|At Sharpsburg, Md.|
|Movement to Falmouth, Va.|
The regiment lost 2 men killed or mortally wounded, and 2 officers and 15 men wounded.
|December 20||Duty at Hall’s Landing|
|January 7||Provost Guard duty at Aquia Creek and along Richmond and Fredericksburg & Potomac Railroad attached to Patrick’s Command, Provost Guard, Army of the Potomac|
|May 24||Three years men from the 35th New York transferred to the regiment.|
|June 27||Relieved and ordered to join 1st Brigade, 3rd Division, 1st Army Corps|
The regiment was commanded at Gettysburg by Colonel Theodore B. Gates. It brought 375 men to the field and lost 35 killed, 111 wounded and 24 missing out of 287 engaged.
From the monument:
Held substantially this position from about 12m. July 1st 1863 to 4 p.m. July 2nd on Cemetery Hill in support of 3rd Corps. July 3rd in front line of battle resisting Pickett’s attack.
From the marker:
From a position south of this point the 20th New York State Militia delivered a most destructive fire into the attacking southerners’ right flank. As the enemy infantry moved obliquely to the left, the New York Regiment advanced north along this line firing as they moved to the right. Occupying a new position near the copse of trees the Ulster Guard fought to repel Longstreet’s assault, finally charging a group of Confederates, driving them from the shelter of the slashing.
Major Walter A. Van Rensselaer was wounded near the slashing in a successful attempt to capture an enemy battle-flag.
Captain Ambrose N. Baldwin Co. K was mortally wounded in the final action near the Copse of Trees.
|July 16||Provost Guard duty, Army of the Potomac|
|October 9-22||Participated in the Bristoe Campaign|
|September||Colonel Gates mustered out at the end of his term of service.
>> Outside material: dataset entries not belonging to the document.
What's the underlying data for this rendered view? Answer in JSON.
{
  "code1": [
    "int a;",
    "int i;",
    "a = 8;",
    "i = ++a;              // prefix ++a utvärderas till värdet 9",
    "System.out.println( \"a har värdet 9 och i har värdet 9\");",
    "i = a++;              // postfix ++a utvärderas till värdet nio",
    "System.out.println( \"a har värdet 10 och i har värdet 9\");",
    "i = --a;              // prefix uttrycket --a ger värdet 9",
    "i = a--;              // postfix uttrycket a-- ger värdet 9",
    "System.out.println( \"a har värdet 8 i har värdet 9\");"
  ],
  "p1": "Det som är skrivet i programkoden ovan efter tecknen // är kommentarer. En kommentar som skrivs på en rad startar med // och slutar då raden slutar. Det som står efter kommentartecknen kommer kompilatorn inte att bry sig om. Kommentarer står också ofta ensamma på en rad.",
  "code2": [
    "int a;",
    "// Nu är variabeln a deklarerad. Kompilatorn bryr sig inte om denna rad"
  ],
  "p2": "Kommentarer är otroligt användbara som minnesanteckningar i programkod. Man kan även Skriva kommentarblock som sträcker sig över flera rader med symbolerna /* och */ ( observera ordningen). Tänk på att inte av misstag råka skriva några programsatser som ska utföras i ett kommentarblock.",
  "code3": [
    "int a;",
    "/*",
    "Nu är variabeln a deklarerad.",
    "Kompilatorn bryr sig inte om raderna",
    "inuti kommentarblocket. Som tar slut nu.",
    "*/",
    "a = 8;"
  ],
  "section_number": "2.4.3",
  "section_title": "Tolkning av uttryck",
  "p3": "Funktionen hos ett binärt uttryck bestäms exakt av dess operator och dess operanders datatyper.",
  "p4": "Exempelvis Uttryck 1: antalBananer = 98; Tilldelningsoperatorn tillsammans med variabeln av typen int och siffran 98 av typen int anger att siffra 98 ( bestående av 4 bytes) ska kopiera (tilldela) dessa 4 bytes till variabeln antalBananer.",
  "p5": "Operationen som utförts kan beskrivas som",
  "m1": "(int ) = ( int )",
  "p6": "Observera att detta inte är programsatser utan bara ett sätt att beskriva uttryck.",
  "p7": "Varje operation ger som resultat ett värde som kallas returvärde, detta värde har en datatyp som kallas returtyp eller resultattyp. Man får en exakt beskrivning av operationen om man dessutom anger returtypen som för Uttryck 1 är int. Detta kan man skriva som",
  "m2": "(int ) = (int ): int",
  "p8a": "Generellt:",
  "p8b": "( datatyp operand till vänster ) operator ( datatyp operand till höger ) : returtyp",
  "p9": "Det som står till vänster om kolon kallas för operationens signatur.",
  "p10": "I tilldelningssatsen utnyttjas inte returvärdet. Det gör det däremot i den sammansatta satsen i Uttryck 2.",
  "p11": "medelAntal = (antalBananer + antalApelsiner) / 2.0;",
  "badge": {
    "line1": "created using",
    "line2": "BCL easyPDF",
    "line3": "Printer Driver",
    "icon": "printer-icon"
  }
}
Lieutenant Colonel Jacob Hardenberg was promoted to colonel and command of the regiment.|
|November 7-8||Advance to line of the Rappahannock|
|November 26-December 2||Mine Run Campaign|
|May 3-June 15||Campaign from the Rapidan to the James|
|May 23-26||North Anna River|
|May 26-28||On line of the Pamunkey|
|June 16-18||Before Petersburg; Siege operations against Petersburg and Richmond begin|
|June 18||Assigned to garrison and guard duty at City Point, Va., Provost Guard, Headquarters of the Army of the Potomac|
|November||Company I joined the regiment|
|March||Assigned to Independent Brigade, 9th Army Corps|
|April 2||Assault on and fall of Petersburg|
|April 3||Occupation of Petersburg|
|April 14||Provost duty at Richmond assigned to Dept. of Virginia|
|November 27||At Norfolk and Portsmouth, Va.|
|January 29||Mustered out under Colonel Jacob B. Hardenberg|